The Long and Winding Road: Please observe the Fortes and Pianos!

Well, December got rather busy! Concert life was naturally a bit hectic at the beginning of the month with my group Ensemble Hesperi, and then I had a bit of an energy crash afterwards. But, as everything quietened down this week, and e-mail traffic has died down, I've finally been able to spend a few peaceful days at home, with the Christmas tree and my PhD. 
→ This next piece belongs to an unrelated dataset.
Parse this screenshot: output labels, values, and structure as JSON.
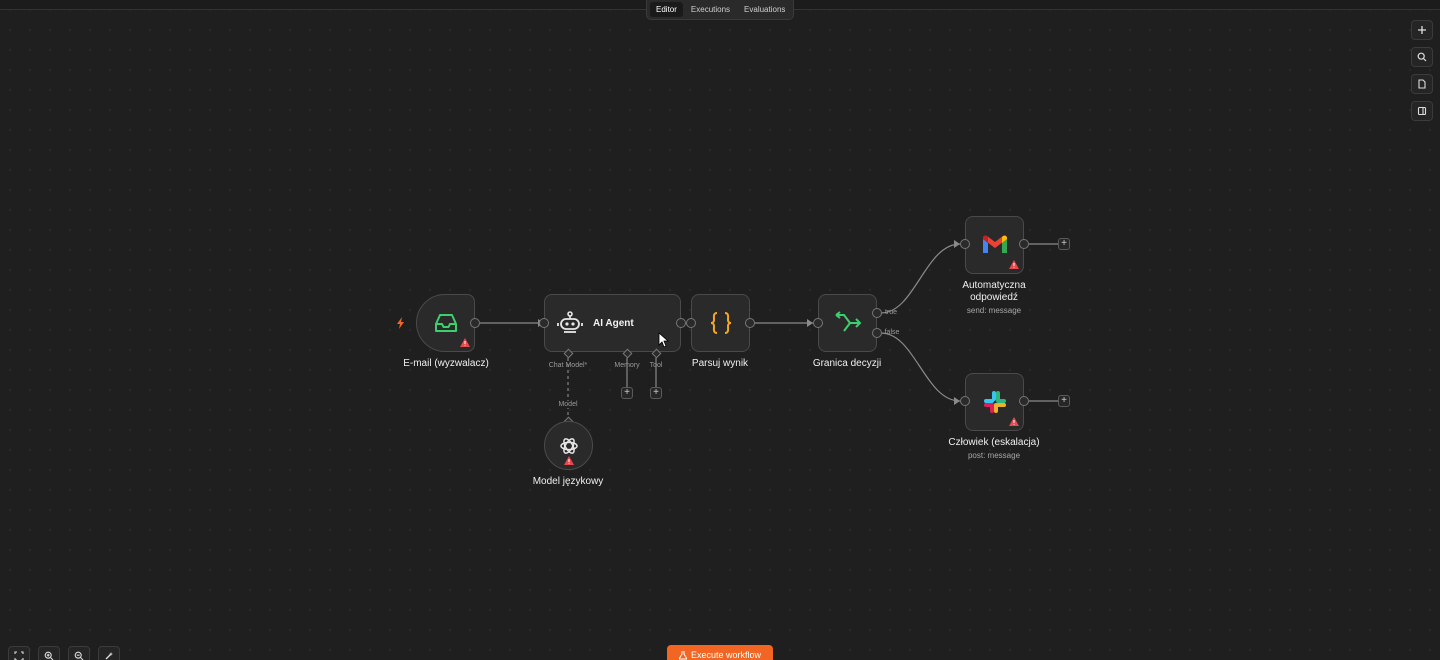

This week, I've been planning a conference paper ahead of the British Society of Eighteenth-Century Studies (BSECS) annual conference at the beginning of January. During a PhD, it's a really good idea to present at a few conferences; it's a great opportunity to meet like-minded people, but also to get really valuable feedback on your ideas, and to get a sense of where your research fits into the field. The BSECS conference is a highlight of my year; it is extremely welcoming to postgraduate students and early career researchers, and there are plenty of opportunities to get involved. This is the first in-person conference since the pandemic, and I'm so much looking forward to meeting many friends and colleagues who have till now been squares on a Zoom call! 

My paper this year will focus on one of my Scottish musicians in London, Robert Bremner (1713-1789). Very little has been written about Bremner, perhaps because he is often pigeon-holed as a publisher (and therefore a businessman) rather than a musician or composer in his own right. He's also a little unpopular in some quarters because he is seen as having promoted 'foreign' music over and above traditional Scottish music (something I'm planning to argue against to some extent). More on that thorny subject another time...  At the moment, I'm really fascinated by Bremner's role in facilitating the movement of music and musicians between Edinburgh and London in the 1760s and 1770s. Bremner had a long career in Edinburgh before he took his business to London, teaching music for some decades before opening a music shop, and performing regularly, with his brother James, for the orchestra of the Edinburgh Musical Society. In the late 1750s, Bremner was visiting London often, to source the best musical instruments for his affluent clients in Edinburgh, and to source the latest music for the EMS. In 1762, it must have become more practical for him, and, somewhat amazingly, he advertised on 4th December in the Caledonian Mercury, explaining his reason for moving to London. It's on the left!

When Bremner arrived in London, he opened a new branch of his business on the Strand, while his associate, John Brysson, continued to run the Edinburgh shop. Despite living in London, Bremner was still focused in many ways on all things music and all things Scottish. As soon as he arrived, he joined the congregation of Crown Court Church, Covent Garden, which today remains a religious home for the Scots diaspora community in London. He also remained in very close contact with the EMS, sourcing new music for them from London and other European capitals, and acting as an agent when the society needed a new singer/violinist/chorus master, etc. Clearly a networker extraordinaire, Bremner moved in the same circles as J.C. Bach and C.F. Abel, and was able to guarantee the quality of musicians to Edinburgh through their personal recommendations. So, this week, I was revisiting some of the material I collected at Edinburgh Public Libraries last year, particularly the Minute Books of the Edinburgh Musical Society, which contain several letters to and from Bremner in London. When I was consulting these the first time round, we were still pretty deep in Covid regulations, and I had only a 2 hour slot in the library to consult 4 huge tomes: a you can imagine, I was grateful that I was allowed to talk as many images as I wanted! So now I can revisit those, and it’s lovely to be reminded of happy (if pressured) times in the archive last year.

One of the challenges when consulting historic documents is the temptation to read parts you don't technically need to, because they look so interesting! I have found this to be very much the case with the Edinburgh Musical Society records, because much of the story of Edinburgh's eighteenth-century musical life can be found in the Minutes and Accounts. I’m always struck by the fact that organisations like this face very similar issues to today… The other day, I came across a Minute which addressed an issue of musical quality within the society’s orchestra. The orchestra was composed of ‘Masters’ (professional musicians) and ‘Gentlemen’ (wealthy amateurs presumably of varying degrees of musical competency!), and the latter were causing some difficulty:


[Transcription into modern English] April 1791: "To the Performers of the Ripieno Violins. The Gentlemen performers of the Ripienos are desired to attend the Forte and Piano passages & to play their parts plain as marked in the musick without any flourishes. In accompanying the songs, the Ripienos are always too strong for the Voice; they are therefore desired to play Piano when the Voice comes in. From the Directors."

Problems with balance - some things never change! 

Have a wonderful, peaceful Christmas - see you in 2023!